Additionally, the manual machines require hands-on action to turn the levers which push and pull the machine parts to function the moulds. Should anything go poorly, the machine will automatically stop operations after 26 seconds.

“I’ve only did it once in my 30 years…. you just have to muck around with it a bit.”

– Alan McMechan, 2021.

While this is clearly not a common event for our experts at Jamac, it is something us newbies at Rotadyne are definitely wary of. On the manual machines, it is also important to ensure the moulds are perfect aligned as they clamp shut, or the mould can get clogged or damaged.

Perhaps only one minor mishap in 30 years will be a hard record to beat, but thanks to the amazing instructions and expertise passed down from Alan to our own workers, as well as the optimal condition of the machines themselves, we are confident we can live up to the legacy which comes with JAMAC’s outstanding reputation and success!



Newly adopted skills and capabilities comes a new range of possibilities for manufacturing solutions, and facilitates the sourcing of manufacturing services. Rotadyne is increasingly becoming a one-stop-shop for design and manufacturing, with multiple processes now available under one roof.

Injection moulding expands the possibilities for what Rotadyne can offer to clients. Whether that includes the production of smaller parts at high volume, or whether it is used in complimentary manners for product components, injection moulding certainly offers us a larger infinity of customization and imagination.

The collaboration between Alan, as a wealth of industry knowledge and experience, with Rotadyne’s production foundations and history with development and adaptation, this partnership will truly set our sights for the stars.

Injection moulding for JAMAC has mostly included heating applications within the pool and spa industry, however they have also produced electrical components, parts for clothing applications and even jewelry boxes.

Rotadyne will continue all active productions and are also hoping to take on new projects, particularly those which call for innovation and worldly impact, or which require an assortment of manufacturing techniques and methodologies to complete.

Our arsenal of capabilities expands with each year, providing us confidence that we will not only adapt to this undertaking of responsibilities, but also thrive with the plethora of opportunities injection moulding offers us as a business and as designers and engineers.



Whilst we may be rotational moulders at heart, we love all sorts of moulds, rotational or otherwise. This is the beginning of us embrace the diversity within the plastic industry, which offers us incomparable flexibility and customisation in design like no other manufacturing process or material does.

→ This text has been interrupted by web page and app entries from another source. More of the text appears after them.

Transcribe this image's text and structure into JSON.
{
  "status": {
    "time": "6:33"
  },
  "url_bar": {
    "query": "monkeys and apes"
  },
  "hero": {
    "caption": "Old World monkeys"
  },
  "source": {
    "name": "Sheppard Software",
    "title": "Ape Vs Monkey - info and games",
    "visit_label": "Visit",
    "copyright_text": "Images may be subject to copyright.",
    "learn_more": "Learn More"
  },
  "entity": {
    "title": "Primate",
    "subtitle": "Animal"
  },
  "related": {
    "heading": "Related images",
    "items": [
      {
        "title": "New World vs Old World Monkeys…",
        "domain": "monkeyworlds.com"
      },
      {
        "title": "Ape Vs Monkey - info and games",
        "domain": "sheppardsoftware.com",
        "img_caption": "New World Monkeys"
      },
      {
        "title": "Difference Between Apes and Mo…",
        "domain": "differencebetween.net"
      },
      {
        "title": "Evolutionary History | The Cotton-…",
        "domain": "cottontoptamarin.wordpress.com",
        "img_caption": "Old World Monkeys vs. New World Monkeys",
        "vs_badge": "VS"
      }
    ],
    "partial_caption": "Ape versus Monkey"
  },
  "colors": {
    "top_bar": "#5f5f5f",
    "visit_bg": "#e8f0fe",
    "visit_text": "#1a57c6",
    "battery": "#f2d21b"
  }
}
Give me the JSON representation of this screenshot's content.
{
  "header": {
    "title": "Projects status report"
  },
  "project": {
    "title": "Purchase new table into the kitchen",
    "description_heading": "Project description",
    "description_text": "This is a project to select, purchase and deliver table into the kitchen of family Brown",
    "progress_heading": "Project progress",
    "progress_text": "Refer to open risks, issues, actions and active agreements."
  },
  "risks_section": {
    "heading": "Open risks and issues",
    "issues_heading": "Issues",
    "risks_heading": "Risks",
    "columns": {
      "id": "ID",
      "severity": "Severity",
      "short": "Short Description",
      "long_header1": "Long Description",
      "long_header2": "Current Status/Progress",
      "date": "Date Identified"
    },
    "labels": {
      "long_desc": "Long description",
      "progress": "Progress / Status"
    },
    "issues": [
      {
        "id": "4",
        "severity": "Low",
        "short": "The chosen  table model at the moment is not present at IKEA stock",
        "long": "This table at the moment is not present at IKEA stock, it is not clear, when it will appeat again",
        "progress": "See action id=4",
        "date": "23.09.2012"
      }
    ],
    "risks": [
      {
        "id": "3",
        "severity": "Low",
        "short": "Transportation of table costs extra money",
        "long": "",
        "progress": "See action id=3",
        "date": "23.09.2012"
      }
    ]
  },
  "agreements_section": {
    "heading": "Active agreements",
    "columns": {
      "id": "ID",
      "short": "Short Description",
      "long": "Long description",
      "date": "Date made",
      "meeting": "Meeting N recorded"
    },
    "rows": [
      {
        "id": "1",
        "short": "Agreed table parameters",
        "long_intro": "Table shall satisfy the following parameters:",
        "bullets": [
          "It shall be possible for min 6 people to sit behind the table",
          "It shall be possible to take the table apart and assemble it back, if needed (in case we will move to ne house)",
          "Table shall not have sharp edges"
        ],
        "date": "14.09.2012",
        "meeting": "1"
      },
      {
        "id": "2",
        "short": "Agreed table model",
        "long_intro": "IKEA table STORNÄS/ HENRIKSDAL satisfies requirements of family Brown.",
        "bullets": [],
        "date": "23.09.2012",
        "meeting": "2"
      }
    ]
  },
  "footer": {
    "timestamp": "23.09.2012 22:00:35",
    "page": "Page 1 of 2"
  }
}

Follow us on our social media pages to monitor our journey, progress and achievements in the new and exciting world of injection moulding.